Keith McNally is opening a new restaurant. As usual, he thinks it’s going to be a failure.
Five architects’ plans for managing a globally warmed future.
There’s a surprisingly large club of living celebrities who have read about their own deaths.
Andrew Cuomo has just become the governor-in-waiting. Now his real troubles begin.
Our roundup of news from around the city.
The thrall of the wild, in Central Park.
The Greek tycoon hits town for the unveiling of his controversial New Museum show curated by Jeff Koons (who also spruced up his yacht).
When Reggie Miller walks through the city this week, he’ll be booed and cursed. And he’ll love it.
After warming up with a daytime menu of sublime subs and antipasti, Torrisi Italian Specialties launches dinner on March 9.
Wendy Mink’s vintage baubles, deep discounts at the Conran Shop, and more.
The green-wearing literary agent Janis Donnaud.
In artist-collector Hunt Slonem’s world, clutter is comfort.
Tom Colicchio helped pioneer the local-and-seasonal craze, but his latest venture feels behind the curve.
If you were going to go and have a fruit named after you, you could do a lot worse than the Meyer lemon.
Week of March 8, 2010: The Brindle Room and the Tangled Vine Wine Bar & Kitchen.
Once gritty, now gourmet, the Bowery has become the latest restaurant row.
The past year’s price dip allowed these longtime renters to become owners.
Readers sound off on Christina Hendricks, Gilt Groupe, and more.
Our deliberately oversimplified guide to who falls where on our taste hierarchies.
The loopy oeuvre of Sam Rockwell, America’s sweetest badass.
Lewis Carroll’s Wonderland novels have inspired more than a century of literature, fashion, art—even crime!
Tim Burton’s Alice isn’t quite Lewis Carroll’s, but it has its own delightfully garish soul.
As Lost lumbers toward its end, fans find themselves
hopeful? Fearful? Confused?
Twyla Tharp choreographs seduction.

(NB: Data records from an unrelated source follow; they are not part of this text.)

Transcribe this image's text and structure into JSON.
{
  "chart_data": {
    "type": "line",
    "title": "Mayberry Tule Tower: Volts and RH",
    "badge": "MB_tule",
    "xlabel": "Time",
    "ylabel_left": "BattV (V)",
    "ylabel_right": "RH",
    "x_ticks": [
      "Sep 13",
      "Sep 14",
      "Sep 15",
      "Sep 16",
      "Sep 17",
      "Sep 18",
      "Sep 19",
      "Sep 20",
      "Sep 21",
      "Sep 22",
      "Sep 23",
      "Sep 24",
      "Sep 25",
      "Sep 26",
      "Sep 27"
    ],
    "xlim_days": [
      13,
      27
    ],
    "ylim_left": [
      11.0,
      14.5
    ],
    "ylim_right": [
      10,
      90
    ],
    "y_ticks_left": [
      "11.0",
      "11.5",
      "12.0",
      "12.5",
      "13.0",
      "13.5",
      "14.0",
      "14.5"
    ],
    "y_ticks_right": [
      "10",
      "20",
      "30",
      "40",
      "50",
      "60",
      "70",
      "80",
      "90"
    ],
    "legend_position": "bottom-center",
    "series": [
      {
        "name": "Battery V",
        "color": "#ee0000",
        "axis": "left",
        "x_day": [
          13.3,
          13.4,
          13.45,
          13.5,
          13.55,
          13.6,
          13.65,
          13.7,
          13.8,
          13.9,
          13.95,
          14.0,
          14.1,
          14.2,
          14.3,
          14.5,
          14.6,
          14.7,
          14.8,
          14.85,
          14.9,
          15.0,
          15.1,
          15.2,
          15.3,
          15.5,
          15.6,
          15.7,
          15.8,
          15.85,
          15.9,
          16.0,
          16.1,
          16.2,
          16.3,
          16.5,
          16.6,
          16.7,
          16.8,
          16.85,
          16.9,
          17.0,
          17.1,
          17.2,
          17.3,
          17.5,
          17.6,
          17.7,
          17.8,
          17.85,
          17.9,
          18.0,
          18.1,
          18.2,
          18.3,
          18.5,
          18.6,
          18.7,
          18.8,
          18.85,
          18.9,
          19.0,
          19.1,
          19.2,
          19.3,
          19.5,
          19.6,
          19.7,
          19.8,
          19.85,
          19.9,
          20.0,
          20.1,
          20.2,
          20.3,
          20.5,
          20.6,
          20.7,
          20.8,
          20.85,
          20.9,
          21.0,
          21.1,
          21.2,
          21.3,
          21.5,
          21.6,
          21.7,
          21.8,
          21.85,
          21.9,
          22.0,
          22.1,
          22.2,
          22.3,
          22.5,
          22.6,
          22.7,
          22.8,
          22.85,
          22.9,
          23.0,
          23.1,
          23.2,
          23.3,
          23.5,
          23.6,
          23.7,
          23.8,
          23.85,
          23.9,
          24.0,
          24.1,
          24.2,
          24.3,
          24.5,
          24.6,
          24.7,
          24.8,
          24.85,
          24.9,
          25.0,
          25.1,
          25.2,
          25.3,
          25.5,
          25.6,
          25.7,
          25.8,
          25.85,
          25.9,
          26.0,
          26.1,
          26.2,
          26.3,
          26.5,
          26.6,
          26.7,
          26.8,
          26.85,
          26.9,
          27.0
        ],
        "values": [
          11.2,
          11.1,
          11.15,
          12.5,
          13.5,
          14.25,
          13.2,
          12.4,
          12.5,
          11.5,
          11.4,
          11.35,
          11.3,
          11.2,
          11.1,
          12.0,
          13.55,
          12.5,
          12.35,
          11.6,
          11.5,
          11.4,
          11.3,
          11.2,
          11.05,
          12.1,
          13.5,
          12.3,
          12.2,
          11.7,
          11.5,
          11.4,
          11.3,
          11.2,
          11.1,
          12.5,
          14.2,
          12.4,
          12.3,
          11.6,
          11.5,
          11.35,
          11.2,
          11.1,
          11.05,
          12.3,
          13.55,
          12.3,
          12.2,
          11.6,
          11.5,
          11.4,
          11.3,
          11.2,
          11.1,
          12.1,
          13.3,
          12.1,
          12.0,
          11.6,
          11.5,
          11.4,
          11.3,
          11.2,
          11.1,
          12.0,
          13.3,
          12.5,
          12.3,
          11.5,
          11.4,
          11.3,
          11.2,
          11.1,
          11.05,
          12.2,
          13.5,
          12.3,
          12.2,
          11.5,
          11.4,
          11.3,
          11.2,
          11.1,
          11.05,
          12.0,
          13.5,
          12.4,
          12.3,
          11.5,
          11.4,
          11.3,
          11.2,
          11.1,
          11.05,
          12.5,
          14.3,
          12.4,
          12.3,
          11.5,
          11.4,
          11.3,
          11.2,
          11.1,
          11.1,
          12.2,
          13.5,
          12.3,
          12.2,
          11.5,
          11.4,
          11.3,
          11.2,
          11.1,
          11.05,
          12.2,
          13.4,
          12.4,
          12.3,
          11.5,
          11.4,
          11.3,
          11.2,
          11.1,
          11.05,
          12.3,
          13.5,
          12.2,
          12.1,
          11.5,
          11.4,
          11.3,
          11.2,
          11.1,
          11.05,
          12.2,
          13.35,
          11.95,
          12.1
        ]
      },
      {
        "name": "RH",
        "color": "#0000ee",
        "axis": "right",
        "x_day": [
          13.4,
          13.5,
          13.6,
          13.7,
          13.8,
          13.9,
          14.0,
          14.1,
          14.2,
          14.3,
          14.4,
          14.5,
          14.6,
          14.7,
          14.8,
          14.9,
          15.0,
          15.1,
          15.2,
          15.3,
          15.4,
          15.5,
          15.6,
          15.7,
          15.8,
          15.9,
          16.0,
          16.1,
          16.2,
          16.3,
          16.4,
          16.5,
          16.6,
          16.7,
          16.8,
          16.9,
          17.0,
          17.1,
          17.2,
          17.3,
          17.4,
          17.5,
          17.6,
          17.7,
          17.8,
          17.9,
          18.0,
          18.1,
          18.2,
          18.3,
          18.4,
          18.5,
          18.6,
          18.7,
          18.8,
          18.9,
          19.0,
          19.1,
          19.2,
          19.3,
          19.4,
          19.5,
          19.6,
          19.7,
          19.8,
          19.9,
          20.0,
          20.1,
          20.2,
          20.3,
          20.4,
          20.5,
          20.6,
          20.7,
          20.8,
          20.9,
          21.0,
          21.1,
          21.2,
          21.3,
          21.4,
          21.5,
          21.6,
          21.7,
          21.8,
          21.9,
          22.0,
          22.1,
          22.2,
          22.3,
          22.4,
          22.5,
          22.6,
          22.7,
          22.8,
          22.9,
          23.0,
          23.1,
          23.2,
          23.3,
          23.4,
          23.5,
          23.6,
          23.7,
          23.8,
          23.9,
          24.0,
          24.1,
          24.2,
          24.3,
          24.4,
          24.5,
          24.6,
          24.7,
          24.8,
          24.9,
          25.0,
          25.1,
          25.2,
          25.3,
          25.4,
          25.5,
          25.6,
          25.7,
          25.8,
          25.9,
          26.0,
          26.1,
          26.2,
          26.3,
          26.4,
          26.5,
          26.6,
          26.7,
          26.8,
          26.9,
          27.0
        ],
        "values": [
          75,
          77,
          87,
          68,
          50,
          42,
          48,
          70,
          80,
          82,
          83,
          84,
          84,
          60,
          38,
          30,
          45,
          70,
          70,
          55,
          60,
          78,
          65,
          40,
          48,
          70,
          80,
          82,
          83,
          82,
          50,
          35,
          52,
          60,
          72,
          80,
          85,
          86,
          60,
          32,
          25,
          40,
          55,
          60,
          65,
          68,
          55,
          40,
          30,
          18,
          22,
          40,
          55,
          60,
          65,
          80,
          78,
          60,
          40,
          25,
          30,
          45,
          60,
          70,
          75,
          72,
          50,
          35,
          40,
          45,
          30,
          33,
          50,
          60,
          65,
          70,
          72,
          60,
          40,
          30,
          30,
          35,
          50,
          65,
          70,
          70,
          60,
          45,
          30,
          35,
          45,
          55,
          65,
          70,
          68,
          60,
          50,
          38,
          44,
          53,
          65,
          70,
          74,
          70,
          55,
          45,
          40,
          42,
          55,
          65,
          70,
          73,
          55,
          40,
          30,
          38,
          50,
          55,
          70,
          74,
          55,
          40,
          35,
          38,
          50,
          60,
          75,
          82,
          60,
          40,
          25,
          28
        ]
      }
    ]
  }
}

The Whitney Biennial is thoughtful, humanly scaled, and blessedly low on hype.
Doveman steps gingerly into the spotlight.
With his new novel, The Ask, Sam Lipsyte finds the funny in failure.